In Act II, Tomlinson as Hagen steals the show, quietly of course at first when he is addressed by his father Alberich, very assertively sung by Wolfgang Koch in a little boat in the air, like a one-eyed, heavy-set version of the Mekon. As the Gibichung scenes follow, with Stefan Vinke as a boldly ingenuous Siegfried, Peter Coleman-Wright as a grandiosely weak Gunther, and Rachel Willis-Sørensen as a very strongly sung Gutrune, Tomlinson once again became the focus with a powerful call to the vassals. After Brünnhilde arrives his gaze follows her, and when he persuades her and Gunther that the only solution is Siegfried’s death, his voice took on extraordinary colour.
In Act III Stefan Vinke as Siegfried has just the right tone and bolshy attitude when meeting the Rheinmaidens, and when the hunters arrive he gives a fine account of his earlier life, urged on by Hagen. Hagen’s murder of Siegfried and subsequent attempt to grab the ring from him was very effective, and the orchestra then swept us forward with a superb funeral march. Weakness only occurs later at the hall of the Gibichungs where instead of Brünnhilde dominating Gutrune, Rachel Willis-Sørensen had the more powerful stage presence, though after feebly raising an arm just before Starke Scheite, Susan Bullock as Brünnhilde sang strongly at the end.
The final scene of Keith Warner’s production has Hagen taking the ring from Brünnhilde only to be overwhelmed by the Rheinmaidens. Images of the gods are suspended over fires, and young people come onto stage as if representing a new world order, but I would prefer the music without too much imagery. All in all, however, a memorable Ring cycle under Pappano’s musical direction, and a nice touch at the end was the entire orchestra appearing on stage for the curtain calls.
There are three further Ring cycles, the final Götterdämmerung being on November 2 — for details click here.

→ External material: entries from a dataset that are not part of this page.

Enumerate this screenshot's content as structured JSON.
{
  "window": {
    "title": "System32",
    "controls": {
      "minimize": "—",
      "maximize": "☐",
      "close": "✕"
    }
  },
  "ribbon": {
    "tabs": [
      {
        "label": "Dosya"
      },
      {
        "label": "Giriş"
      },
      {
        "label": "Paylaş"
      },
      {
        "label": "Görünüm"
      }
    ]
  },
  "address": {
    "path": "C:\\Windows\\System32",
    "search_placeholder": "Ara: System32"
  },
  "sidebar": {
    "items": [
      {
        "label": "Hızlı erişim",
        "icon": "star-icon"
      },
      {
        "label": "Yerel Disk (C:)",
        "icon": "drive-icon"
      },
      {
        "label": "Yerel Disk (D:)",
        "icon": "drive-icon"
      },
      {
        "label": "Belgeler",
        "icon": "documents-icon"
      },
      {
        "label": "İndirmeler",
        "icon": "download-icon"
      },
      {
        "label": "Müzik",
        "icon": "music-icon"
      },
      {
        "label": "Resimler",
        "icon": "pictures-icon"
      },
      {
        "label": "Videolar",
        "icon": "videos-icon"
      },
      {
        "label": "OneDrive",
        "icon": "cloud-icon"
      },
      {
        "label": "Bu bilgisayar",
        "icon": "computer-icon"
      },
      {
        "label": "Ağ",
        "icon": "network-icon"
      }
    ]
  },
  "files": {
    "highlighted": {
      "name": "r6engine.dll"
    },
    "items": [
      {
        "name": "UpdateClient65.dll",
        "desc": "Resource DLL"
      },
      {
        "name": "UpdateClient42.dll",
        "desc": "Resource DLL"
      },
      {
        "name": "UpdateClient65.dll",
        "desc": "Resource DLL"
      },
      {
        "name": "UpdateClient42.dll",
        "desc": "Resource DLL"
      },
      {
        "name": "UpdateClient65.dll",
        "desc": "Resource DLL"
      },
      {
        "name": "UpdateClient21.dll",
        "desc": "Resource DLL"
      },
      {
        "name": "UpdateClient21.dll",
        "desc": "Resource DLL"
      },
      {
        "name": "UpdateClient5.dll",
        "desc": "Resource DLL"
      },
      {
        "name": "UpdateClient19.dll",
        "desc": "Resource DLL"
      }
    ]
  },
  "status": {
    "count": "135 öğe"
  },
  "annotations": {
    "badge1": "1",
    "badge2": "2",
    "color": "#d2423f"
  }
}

There will also be a live broadcast on Radio 3 on Wednesday, October 24 at 3:45 pm, and Christmas broadcasts of Acts I, II and III on January 2, 3 and 4 at 4:30 pm.